In many developing countries, women and girls are still carrying water and fuel wood every day, having no access to other means of transport even if there are (scarce) resources available in their communities. A 1997 study in Sweden, for example, showed that men use several times as much energy for transport purposes as women do – within the same age and income groups.

An important point is the question of equity and or versus environmental protection: Does creating gender equity mean to create the same mobility conditions for women as there are for men? Does global equity mean to close the gaps between developing and developed countries by increasing mobility in the developing world through introducing 'traditional', developed countries systems?

Rather, we would feel that addressing problems of mobility requires not only to ask how to increase access for the under-privileged but how to decrease consumption of the over-privileged. In our view, the Commissions discussions need to focus on issues of over-consumption, particularly in developed countries, as much as on creating equitable access to resources and services, particularly in developing countries.

Sustainable development of transport and mobility requires to significantly reduce the need to travel and to develop pro-active policies towards the re-integration of space, time and caring work. This requires policy shifts within all government departments at national and local levels.

Addressing gender dimensions within the framework of mobility is particularly important with regard to economic policy: the 'caring economy' – women’s work - needs to be integrated into economic analysis and policy-making as a core component, not an add-on. Women's unpaid caring activities form a crucial basis of what is currently regarded as 'economic activities proper', yet they are not being accounted for.

We would also like to make several concrete recommendations that you might want to consider adding to the present document in a separate paragraph:

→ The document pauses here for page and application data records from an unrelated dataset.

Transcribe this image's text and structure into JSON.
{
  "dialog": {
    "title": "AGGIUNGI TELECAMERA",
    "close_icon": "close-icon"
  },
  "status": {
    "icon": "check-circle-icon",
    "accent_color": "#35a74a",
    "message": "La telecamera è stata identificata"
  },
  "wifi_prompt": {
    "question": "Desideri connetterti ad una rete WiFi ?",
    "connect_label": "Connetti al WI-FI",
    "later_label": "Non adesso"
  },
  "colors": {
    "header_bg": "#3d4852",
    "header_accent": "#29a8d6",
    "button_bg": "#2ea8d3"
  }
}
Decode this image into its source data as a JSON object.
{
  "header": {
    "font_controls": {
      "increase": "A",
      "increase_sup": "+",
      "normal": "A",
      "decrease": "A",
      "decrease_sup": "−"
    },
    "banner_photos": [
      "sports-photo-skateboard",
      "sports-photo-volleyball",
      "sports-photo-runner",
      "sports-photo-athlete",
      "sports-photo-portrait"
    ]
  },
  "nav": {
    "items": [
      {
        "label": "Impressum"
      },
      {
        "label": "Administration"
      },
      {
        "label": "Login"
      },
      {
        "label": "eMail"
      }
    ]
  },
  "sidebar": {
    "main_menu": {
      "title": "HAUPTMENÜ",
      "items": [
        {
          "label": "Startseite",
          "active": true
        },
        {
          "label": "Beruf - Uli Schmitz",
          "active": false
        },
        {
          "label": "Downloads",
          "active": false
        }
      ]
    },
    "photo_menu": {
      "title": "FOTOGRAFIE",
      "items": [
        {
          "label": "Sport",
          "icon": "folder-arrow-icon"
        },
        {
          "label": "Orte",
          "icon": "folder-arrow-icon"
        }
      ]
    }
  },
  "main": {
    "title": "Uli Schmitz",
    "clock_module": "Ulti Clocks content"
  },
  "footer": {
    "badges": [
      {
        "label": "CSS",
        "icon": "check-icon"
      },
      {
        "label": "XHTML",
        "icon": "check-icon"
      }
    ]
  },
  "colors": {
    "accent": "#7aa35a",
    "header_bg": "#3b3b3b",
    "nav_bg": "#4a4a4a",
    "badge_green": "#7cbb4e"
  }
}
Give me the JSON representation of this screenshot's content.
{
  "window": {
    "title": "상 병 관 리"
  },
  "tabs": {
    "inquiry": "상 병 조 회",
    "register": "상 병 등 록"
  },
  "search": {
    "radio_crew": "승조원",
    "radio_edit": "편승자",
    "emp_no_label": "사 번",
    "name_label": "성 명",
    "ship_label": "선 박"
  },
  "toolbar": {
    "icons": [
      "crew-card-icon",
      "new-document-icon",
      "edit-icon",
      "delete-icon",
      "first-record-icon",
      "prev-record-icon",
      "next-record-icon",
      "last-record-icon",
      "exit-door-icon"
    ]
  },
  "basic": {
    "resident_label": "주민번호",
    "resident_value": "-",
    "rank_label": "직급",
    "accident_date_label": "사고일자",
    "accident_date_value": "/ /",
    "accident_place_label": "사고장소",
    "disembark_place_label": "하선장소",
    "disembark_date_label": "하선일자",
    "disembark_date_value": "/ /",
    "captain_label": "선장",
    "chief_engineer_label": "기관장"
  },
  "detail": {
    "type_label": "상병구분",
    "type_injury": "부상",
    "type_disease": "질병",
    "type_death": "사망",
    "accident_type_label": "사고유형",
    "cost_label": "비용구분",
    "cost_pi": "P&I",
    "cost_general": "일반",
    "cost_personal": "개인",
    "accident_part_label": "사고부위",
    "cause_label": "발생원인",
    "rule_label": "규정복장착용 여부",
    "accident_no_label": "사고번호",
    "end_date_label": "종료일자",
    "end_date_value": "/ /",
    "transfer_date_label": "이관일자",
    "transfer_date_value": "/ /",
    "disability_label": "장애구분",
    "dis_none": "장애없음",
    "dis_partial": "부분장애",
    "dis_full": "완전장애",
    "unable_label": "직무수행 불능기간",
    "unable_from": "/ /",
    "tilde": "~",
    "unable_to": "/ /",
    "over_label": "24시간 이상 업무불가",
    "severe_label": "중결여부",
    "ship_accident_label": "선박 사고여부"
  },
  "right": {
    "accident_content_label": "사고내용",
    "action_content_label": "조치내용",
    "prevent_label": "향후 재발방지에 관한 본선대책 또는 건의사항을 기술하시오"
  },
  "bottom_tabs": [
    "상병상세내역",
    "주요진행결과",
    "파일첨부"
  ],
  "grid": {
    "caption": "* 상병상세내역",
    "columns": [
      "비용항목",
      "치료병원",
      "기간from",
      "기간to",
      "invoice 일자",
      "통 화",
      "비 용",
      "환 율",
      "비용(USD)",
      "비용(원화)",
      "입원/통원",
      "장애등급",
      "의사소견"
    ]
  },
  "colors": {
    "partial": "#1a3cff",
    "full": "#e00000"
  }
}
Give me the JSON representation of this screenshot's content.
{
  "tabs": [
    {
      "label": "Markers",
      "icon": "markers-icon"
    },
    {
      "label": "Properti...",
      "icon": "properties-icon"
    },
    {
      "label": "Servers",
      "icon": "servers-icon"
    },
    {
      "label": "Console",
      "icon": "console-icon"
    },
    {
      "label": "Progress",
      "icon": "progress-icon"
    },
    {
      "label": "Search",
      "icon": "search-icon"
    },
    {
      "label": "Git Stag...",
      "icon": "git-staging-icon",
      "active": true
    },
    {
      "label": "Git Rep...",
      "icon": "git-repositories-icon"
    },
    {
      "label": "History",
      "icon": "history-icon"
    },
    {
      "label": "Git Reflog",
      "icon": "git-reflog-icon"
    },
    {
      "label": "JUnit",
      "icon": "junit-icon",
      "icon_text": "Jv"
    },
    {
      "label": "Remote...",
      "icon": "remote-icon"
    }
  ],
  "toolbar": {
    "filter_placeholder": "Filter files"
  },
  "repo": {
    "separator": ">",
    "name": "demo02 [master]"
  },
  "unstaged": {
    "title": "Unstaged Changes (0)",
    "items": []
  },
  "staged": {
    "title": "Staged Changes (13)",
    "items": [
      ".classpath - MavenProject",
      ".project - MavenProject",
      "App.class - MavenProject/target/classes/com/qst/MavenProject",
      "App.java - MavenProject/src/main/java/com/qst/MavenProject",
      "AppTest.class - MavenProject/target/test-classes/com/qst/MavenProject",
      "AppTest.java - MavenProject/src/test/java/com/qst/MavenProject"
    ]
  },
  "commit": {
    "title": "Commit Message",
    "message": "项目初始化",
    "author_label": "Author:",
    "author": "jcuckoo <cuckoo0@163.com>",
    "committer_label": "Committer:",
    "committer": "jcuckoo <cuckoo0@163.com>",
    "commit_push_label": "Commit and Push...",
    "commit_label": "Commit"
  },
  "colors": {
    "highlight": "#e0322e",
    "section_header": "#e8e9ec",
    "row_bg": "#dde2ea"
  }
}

The definition and understanding of mobility needs to be revised aiming to reflect women's lives and responsibilities - i.e. diverse patterns of a multitude of tasks and related trips such as transporting loads for sale; accompanying children and elderly, etc. - and enable authorities to design appropriate transport systems. This relates to the need for adequate data on transport patterns and needs – of men AND women.

In order to have the statistical basis of gender-sensitive transport planning available, one needs to, for example, obtain information differentiated by length of trip rather than number of trips; by reasons to travel; by car drivers vs. passengers; accounting for journeys on foot (which are women's); and accounting for typical times of travel (definition of rush hours, i.e. men's travel, vs. non-rush hours, i.e. school run).

We support the NGO transport caucus calling for transport planning to be based on the analysis of households needs.

Gender Impact Assessments (GIA) should be integrated into Environmental Impact Assessments, which would contribute to moving us towards creating Sustainability Impact Assessments.

Gender budget analyses are an important tool of engendering macro-economic analysis; they should be conducted to provide information about how much women- & men-power, institutional and financial resources, and research funding goes into furthering women's vs. men's interests regarding transport.

As has been stressed in the current draft, governments should introduce participatory, inclusive transport planning methodologies in order to be able to incorporate the social / gender divide of transport and travel needs. When designing such participatory mechanisms, planners need to be pro-active to ensure women’s meaningful involvement.

We support the transport caucus’ call for governments to support infra-structure for non-motorised transport and pedestrians, and initiatives providing more bicycles for women, especially in developing countries.

In general, measures are necessary which reduce transport burdens and transport expenditures of women and men while creating equitable access and ensuring women's increased opportunities and participation.

Thank you, Mr Chairperson.